Exercise material

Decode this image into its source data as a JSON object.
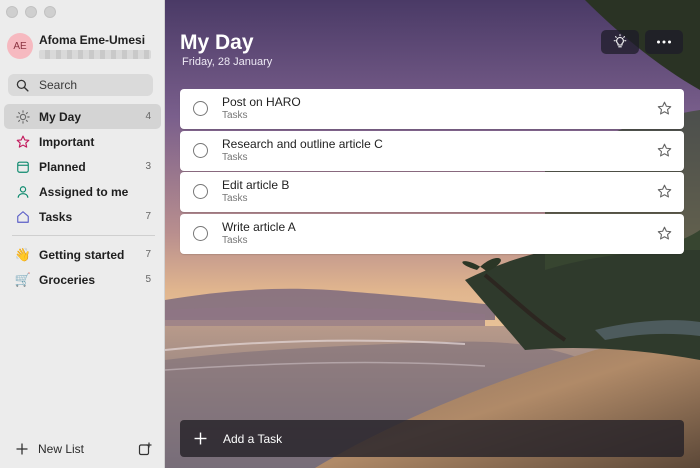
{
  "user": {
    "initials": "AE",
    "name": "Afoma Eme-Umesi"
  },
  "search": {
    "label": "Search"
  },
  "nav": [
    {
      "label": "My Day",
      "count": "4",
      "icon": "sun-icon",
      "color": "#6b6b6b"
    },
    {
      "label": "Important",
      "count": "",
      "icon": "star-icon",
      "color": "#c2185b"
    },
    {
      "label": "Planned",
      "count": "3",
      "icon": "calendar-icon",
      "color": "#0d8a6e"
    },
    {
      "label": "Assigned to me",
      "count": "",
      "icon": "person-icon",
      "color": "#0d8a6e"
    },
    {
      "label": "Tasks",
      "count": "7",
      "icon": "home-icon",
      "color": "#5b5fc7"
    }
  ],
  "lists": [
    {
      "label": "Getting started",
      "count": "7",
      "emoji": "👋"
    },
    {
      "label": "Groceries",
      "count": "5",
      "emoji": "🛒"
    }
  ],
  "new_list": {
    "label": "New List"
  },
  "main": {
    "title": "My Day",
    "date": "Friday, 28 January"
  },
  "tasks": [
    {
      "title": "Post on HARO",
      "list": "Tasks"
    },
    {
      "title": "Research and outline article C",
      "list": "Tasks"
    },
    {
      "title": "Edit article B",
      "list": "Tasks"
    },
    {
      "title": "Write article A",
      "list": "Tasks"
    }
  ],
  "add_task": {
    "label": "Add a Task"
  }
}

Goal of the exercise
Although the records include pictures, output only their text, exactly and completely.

Reply
Decode this image into its source data as a JSON object.
{
  "user": {
    "initials": "AE",
    "name": "Afoma Eme-Umesi"
  },
  "search": {
    "label": "Search"
  },
  "nav": [
    {
      "label": "My Day",
      "count": "4",
      "icon": "sun-icon",
      "color": "#6b6b6b"
    },
    {
      "label": "Important",
      "count": "",
      "icon": "star-icon",
      "color": "#c2185b"
    },
    {
      "label": "Planned",
      "count": "3",
      "icon": "calendar-icon",
      "color": "#0d8a6e"
    },
    {
      "label": "Assigned to me",
      "count": "",
      "icon": "person-icon",
      "color": "#0d8a6e"
    },
    {
      "label": "Tasks",
      "count": "7",
      "icon": "home-icon",
      "color": "#5b5fc7"
    }
  ],
  "lists": [
    {
      "label": "Getting started",
      "count": "7",
      "emoji": "👋"
    },
    {
      "label": "Groceries",
      "count": "5",
      "emoji": "🛒"
    }
  ],
  "new_list": {
    "label": "New List"
  },
  "main": {
    "title": "My Day",
    "date": "Friday, 28 January"
  },
  "tasks": [
    {
      "title": "Post on HARO",
      "list": "Tasks"
    },
    {
      "title": "Research and outline article C",
      "list": "Tasks"
    },
    {
      "title": "Edit article B",
      "list": "Tasks"
    },
    {
      "title": "Write article A",
      "list": "Tasks"
    }
  ],
  "add_task": {
    "label": "Add a Task"
  }
}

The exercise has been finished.